This was not taken at the hi-dive
Dosh, Anathallo, L’elan Vital Saturday, June 7, 2008 hi-dive Better than: A makeshift drum circle.
Martin Dosh is one of the more interesting artists to come out of Anticon's multi-colored stable of artists. Over the course of four albums, he's created a stream of music that's defied both expectation and definition. A mixture of hip-hop, electronic music and odd, toy-like melodies, Dosh's mini-symphonies are, for the most part, the work of just one guy, which a bit stunning considering the depth and complications of the music.

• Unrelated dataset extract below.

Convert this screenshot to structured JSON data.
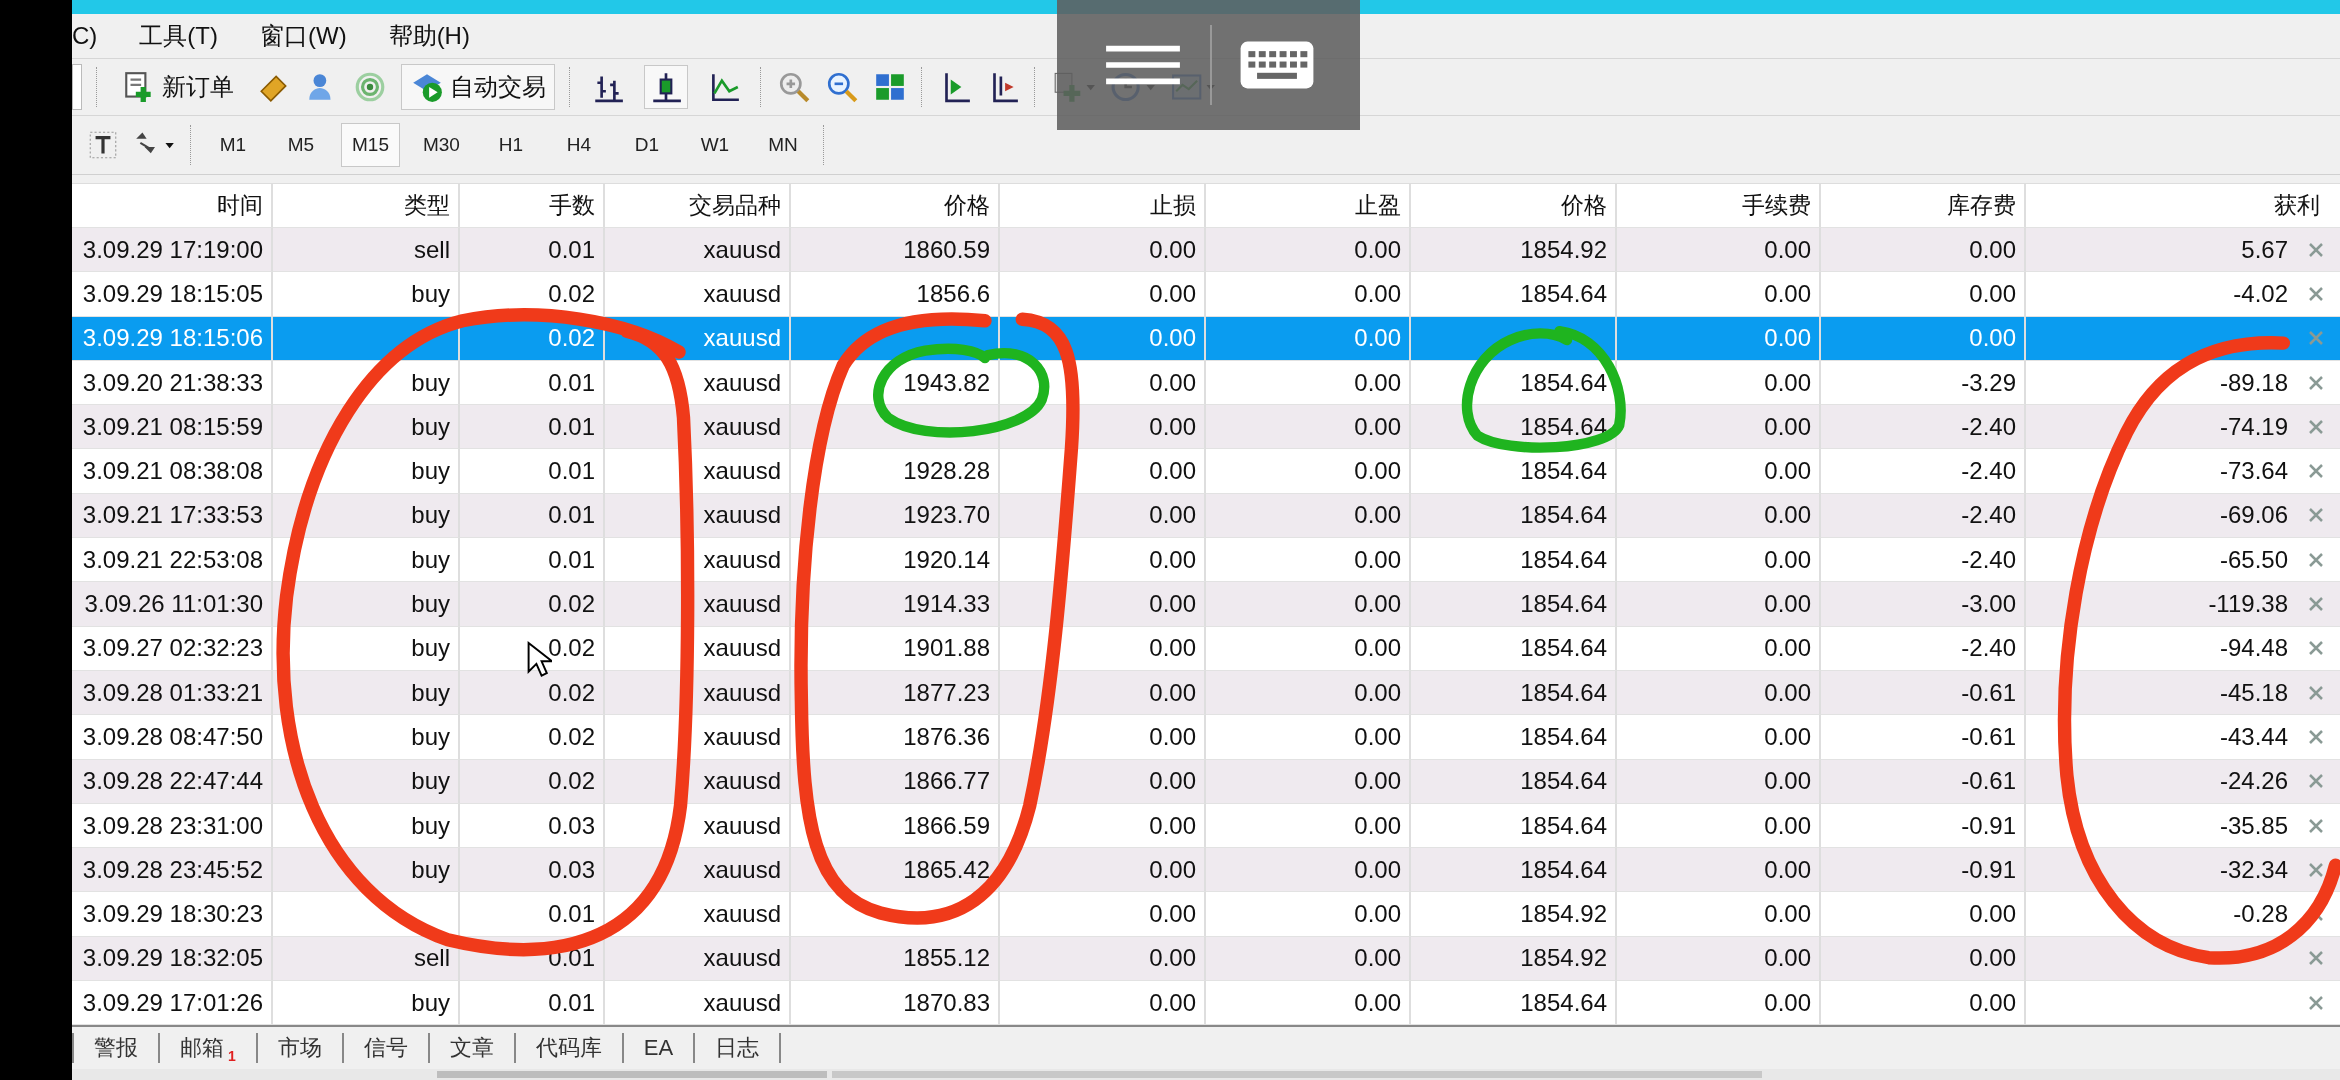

Dosh's set up -- a drum kit arranged next to a xylophone, keyboards and a drum machine -- was as daunting as it was unorthodox. Like a human octopus, though, Dosh and and his co-hort Mike Lewis, who manned another keyboard and saxophone, pulled all of the disparate parts together pretty seamlessly for the most part. The two had more success when they focused on Dosh's earlier songs -- the room seemed like it was lifting off. When they played material from the new album, Wolves and Wishes, however, the complications became a little more apparent, and the songs just didn’t work in the live context. Even so, overall, Dosh put on a great show that more than made up for the few clunkers.
We Believe Local Journalism is Critical to the Life of a City
Engaging with our readers is essential to Westword's mission. Make a financial contribution or sign up for a newsletter, and help us keep telling Denver's stories with no paywalls.
Support Our Journalism
Marijuana Deals Near You
Dosh wasn't the night's only attraction. Before he and Lewis took the stage, Denver five-piece L’elan Vital opened the evening with a set of slow burners that bored their way into my brain. I don’t typically have the stomach for moody, post-rock, soundtrack music, but L’elan Vital was actually quite engaging. Up next was Chicago’s (by way of Michigan) Anathallo, who offered up an interesting set that vacilated between enthusiastic to, well, just plain boring. One of my friends -- perhaps inspired by the fact that the band has seven members who trade off instruments -- said that he thought the band sounded like Arcade Fire. To me, however, Anathallo sounded more like a band without much backbone trying to create something loud and timeless.
-- Jeremy Brashaw
Critic’s Notebook Personal Bias: I thought it was interesting that Dosh was able to make the music with just himself, while Anathallo needed seven people. Random Detail: L’elan Vital has a new record out, The Wink And The Gun. It’s good, pick it up. By the Way: Check out Dosh's unorthodox set up below.